Paula Deen. What a woman. I actually do kind of like her! Yes, she can overdo it a bit when it comes to butter, bacon and cream, but I find her endearing. I’d like her to be in my family so that I could see her a few times a year at family functions. She’d be my Great Aunt Paula who always gives me super tight, full-frontal hugs. She seems like she makes everyone around her happy…or at least full of incredibly rich comfort food, which pretty much equates to happiness, right? Maybe you think I’m wrong, and that’s OK. Regardless of what you think about Paula Deen though, I think we can all agree that this sounds delicious.

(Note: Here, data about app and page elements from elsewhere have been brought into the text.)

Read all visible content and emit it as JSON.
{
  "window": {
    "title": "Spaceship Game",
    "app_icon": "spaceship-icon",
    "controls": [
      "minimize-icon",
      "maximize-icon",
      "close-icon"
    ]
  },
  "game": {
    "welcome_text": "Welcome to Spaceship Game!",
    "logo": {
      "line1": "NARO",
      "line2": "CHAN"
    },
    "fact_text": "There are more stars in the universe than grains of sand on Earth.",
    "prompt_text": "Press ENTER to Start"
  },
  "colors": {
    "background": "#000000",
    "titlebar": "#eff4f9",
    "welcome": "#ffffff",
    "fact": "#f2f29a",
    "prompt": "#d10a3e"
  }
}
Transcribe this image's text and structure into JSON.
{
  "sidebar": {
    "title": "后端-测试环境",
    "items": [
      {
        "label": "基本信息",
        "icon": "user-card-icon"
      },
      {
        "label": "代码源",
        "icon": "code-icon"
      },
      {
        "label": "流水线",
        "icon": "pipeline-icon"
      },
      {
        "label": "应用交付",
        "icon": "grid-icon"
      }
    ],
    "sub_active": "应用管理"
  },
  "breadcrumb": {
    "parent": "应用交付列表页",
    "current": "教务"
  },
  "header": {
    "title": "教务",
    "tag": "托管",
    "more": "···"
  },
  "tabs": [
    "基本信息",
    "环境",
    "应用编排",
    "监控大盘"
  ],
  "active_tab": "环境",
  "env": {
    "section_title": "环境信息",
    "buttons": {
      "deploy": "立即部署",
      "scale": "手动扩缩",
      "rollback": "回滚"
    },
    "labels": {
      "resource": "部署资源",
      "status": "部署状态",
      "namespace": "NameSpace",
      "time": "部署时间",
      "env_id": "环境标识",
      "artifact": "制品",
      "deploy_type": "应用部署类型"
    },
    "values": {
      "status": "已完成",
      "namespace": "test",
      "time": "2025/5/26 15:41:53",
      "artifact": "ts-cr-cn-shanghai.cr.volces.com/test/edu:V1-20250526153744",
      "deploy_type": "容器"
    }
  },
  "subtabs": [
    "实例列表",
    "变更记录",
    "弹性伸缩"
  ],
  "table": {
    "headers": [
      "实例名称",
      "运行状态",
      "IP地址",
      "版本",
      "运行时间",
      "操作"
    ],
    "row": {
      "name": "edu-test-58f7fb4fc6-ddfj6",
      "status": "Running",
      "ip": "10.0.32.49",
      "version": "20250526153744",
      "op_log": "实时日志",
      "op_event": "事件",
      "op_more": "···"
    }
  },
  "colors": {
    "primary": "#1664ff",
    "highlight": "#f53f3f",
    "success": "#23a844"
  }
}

How can something sweet and gooey, with ingredients like toffee pieces, butter and cream cheese be bad?
This cake is by no means a classy or visually impressive dessert. It’s not something that you would serve at a fancy dinner party, but it would be a crowd pleaser at a pot-luck or at a small, casual family dinner.
When you search “gooey butter cake” on Google, your first results will most likely be Paula Deen recipes. However, she is not the inventor of the cake. It originated in St. Louis in the 1940s and is typically not a dessert cake, but a coffee cake. This Paula Deen version is too rich and sweet to be served as a coffee cake, in my opinion. I found a recipe today for one made from scratch that I plan to try soon. The base is made with a yeast dough that rises around the edges of the butter, cream cheese and sugar filling.
The cake mix makes this recipe very quick. However, the cake mix with the combination of butter, cream cheese, powdered sugar and toffee make this cake very rich and incredibly sweet. Some people may not like it (like Ben) for this very reason. I am OK with crazy sweet desserts, so I liked this cake. It should however be served in small pieces so that no one goes into a sugar coma. Here is a link to the recipe.
Gooey Toffee Butter Cake
(Courtesy of Paula Deen, Foodtv.com)
1 (18.25-ounce) box yellow cake mix
1 large egg
1/2 cup (1 stick) unsalted butter, melted
1 (8-ounce) package cream cheese, softened
2 large eggs
1 teaspoon pure vanilla extract
1 (16-ounce) box confectioners’ sugar
1/2 cup (1 stick) unsalted butter, melted
1 cup almond toffee bits or chocolate toffee bits
Preheat the oven to 350 degrees F. Lightly grease a 13 by 9 by-2-inch baking pan.
For the cake: In the bowl of an electric mixer, combine the cake mix, egg, and butter and mix well. Pat into the bottom of prepared pan and set aside.
For the filling: Still using an electric mixer, beat the cream cheese until smooth. Beat in the eggs and vanilla. Dump in confectioners’ sugar and beat well. Reduce the speed and slowly pour in butter. Mix well. Fold in toffee bits.
Pour filling onto cake mixture and spread evenly. Bake for 40 to 50 minutes. Don’t be afraid to make a judgment call on the cooking time, because oven temperatures can vary. You want the center to be a little gooey, so don’t bake it past that point!
Remove from oven and allow to cool completely. Cut into squares. Just remember that these wonderful cakes are very, very rich, and a little will go a long way.